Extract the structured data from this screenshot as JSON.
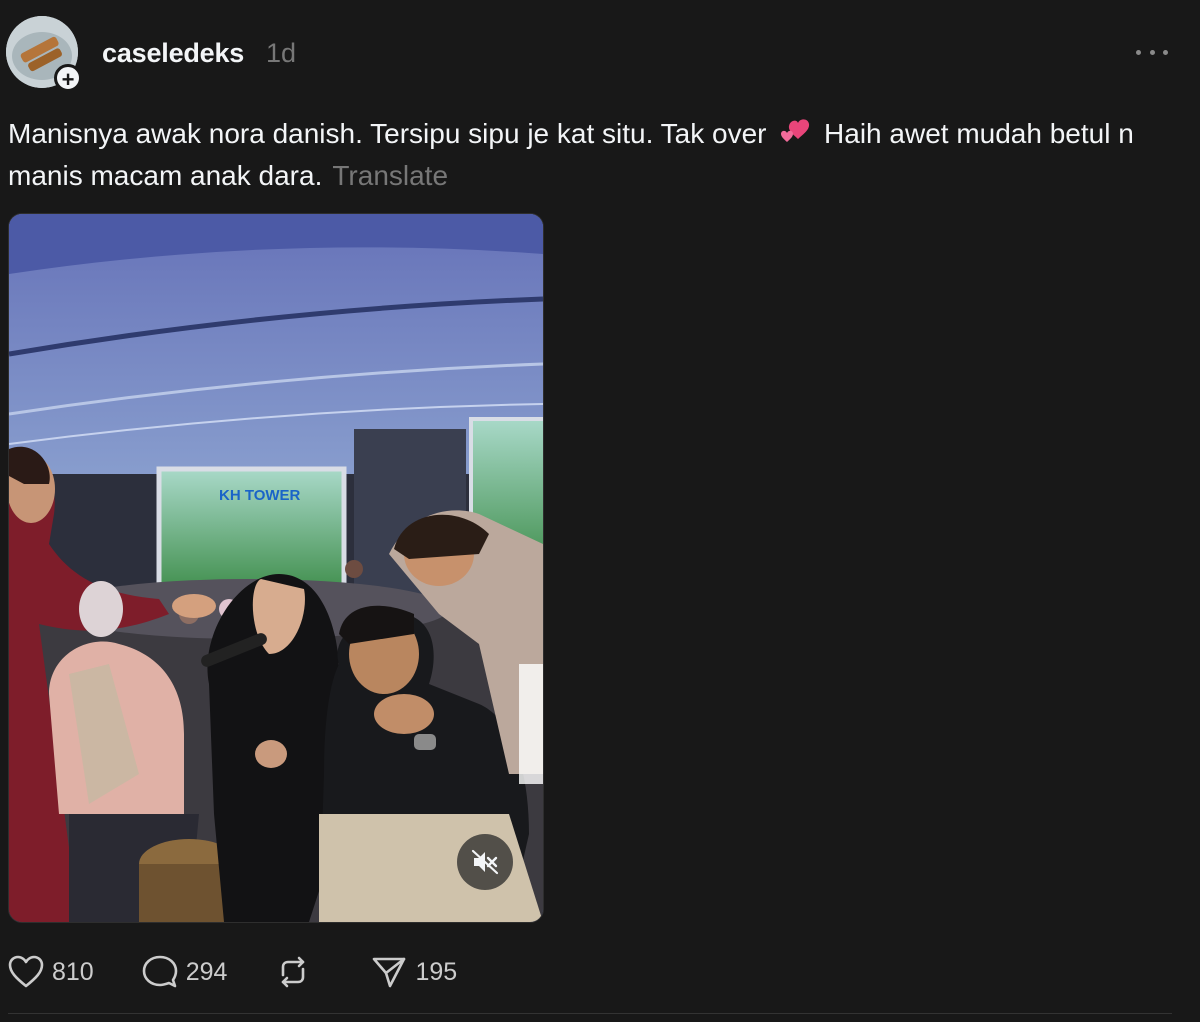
{
  "post": {
    "username": "caseledeks",
    "timestamp": "1d",
    "follow_badge": "+",
    "caption_part1": "Manisnya awak nora danish. Tersipu sipu je kat situ. Tak over ",
    "caption_emoji": "two-hearts-icon",
    "caption_part2": " Haih awet mudah betul n manis macam anak dara.",
    "translate_label": "Translate",
    "media_sign_text": "KH TOWER"
  },
  "actions": {
    "likes": "810",
    "comments": "294",
    "shares": "195"
  },
  "colors": {
    "background": "#181818",
    "text_primary": "#f3f5f7",
    "text_secondary": "#777777",
    "heart_emoji": "#e8457a"
  },
  "icons": [
    "avatar",
    "plus-icon",
    "more-icon",
    "two-hearts-icon",
    "mute-icon",
    "heart-icon",
    "comment-icon",
    "repost-icon",
    "share-icon"
  ]
}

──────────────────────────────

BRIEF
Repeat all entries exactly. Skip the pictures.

RESPONSE
Extract the structured data from this screenshot as JSON.
{
  "post": {
    "username": "caseledeks",
    "timestamp": "1d",
    "follow_badge": "+",
    "caption_part1": "Manisnya awak nora danish. Tersipu sipu je kat situ. Tak over ",
    "caption_emoji": "two-hearts-icon",
    "caption_part2": " Haih awet mudah betul n manis macam anak dara.",
    "translate_label": "Translate",
    "media_sign_text": "KH TOWER"
  },
  "actions": {
    "likes": "810",
    "comments": "294",
    "shares": "195"
  },
  "colors": {
    "background": "#181818",
    "text_primary": "#f3f5f7",
    "text_secondary": "#777777",
    "heart_emoji": "#e8457a"
  },
  "icons": [
    "avatar",
    "plus-icon",
    "more-icon",
    "two-hearts-icon",
    "mute-icon",
    "heart-icon",
    "comment-icon",
    "repost-icon",
    "share-icon"
  ]
}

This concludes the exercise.